### [Data in this exercise]
━━━━━━━━━━
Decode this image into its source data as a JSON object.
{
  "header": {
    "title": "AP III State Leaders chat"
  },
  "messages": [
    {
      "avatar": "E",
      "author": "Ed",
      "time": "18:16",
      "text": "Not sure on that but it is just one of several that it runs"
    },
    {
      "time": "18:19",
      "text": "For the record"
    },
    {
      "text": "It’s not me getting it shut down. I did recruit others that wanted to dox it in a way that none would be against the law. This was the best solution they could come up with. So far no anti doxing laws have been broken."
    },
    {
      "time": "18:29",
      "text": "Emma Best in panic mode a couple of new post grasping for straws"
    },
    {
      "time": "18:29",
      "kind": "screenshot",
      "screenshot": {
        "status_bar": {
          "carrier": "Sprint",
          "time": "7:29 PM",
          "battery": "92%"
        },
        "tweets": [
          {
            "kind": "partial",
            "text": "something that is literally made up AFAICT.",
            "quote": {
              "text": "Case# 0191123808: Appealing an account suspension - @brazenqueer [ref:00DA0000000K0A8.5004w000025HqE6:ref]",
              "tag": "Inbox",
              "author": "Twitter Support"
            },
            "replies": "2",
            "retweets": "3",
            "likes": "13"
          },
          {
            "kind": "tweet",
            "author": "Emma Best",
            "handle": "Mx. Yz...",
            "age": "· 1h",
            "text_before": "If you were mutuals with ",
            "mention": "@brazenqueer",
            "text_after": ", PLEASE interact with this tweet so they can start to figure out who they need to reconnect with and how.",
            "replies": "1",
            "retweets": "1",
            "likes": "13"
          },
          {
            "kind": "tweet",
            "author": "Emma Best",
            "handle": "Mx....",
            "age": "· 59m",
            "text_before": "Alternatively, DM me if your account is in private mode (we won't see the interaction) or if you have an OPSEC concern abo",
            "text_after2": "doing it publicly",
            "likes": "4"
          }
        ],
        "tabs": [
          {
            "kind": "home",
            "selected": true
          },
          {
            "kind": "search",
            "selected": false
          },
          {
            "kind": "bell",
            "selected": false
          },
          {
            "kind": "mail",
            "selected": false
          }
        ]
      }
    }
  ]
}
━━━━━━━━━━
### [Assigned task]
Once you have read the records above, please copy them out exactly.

### [Output below]
Decode this image into its source data as a JSON object.
{
  "header": {
    "title": "AP III State Leaders chat"
  },
  "messages": [
    {
      "avatar": "E",
      "author": "Ed",
      "time": "18:16",
      "text": "Not sure on that but it is just one of several that it runs"
    },
    {
      "time": "18:19",
      "text": "For the record"
    },
    {
      "text": "It’s not me getting it shut down. I did recruit others that wanted to dox it in a way that none would be against the law. This was the best solution they could come up with. So far no anti doxing laws have been broken."
    },
    {
      "time": "18:29",
      "text": "Emma Best in panic mode a couple of new post grasping for straws"
    },
    {
      "time": "18:29",
      "kind": "screenshot",
      "screenshot": {
        "status_bar": {
          "carrier": "Sprint",
          "time": "7:29 PM",
          "battery": "92%"
        },
        "tweets": [
          {
            "kind": "partial",
            "text": "something that is literally made up AFAICT.",
            "quote": {
              "text": "Case# 0191123808: Appealing an account suspension - @brazenqueer [ref:00DA0000000K0A8.5004w000025HqE6:ref]",
              "tag": "Inbox",
              "author": "Twitter Support"
            },
            "replies": "2",
            "retweets": "3",
            "likes": "13"
          },
          {
            "kind": "tweet",
            "author": "Emma Best",
            "handle": "Mx. Yz...",
            "age": "· 1h",
            "text_before": "If you were mutuals with ",
            "mention": "@brazenqueer",
            "text_after": ", PLEASE interact with this tweet so they can start to figure out who they need to reconnect with and how.",
            "replies": "1",
            "retweets": "1",
            "likes": "13"
          },
          {
            "kind": "tweet",
            "author": "Emma Best",
            "handle": "Mx....",
            "age": "· 59m",
            "text_before": "Alternatively, DM me if your account is in private mode (we won't see the interaction) or if you have an OPSEC concern abo",
            "text_after2": "doing it publicly",
            "likes": "4"
          }
        ],
        "tabs": [
          {
            "kind": "home",
            "selected": true
          },
          {
            "kind": "search",
            "selected": false
          },
          {
            "kind": "bell",
            "selected": false
          },
          {
            "kind": "mail",
            "selected": false
          }
        ]
      }
    }
  ]
}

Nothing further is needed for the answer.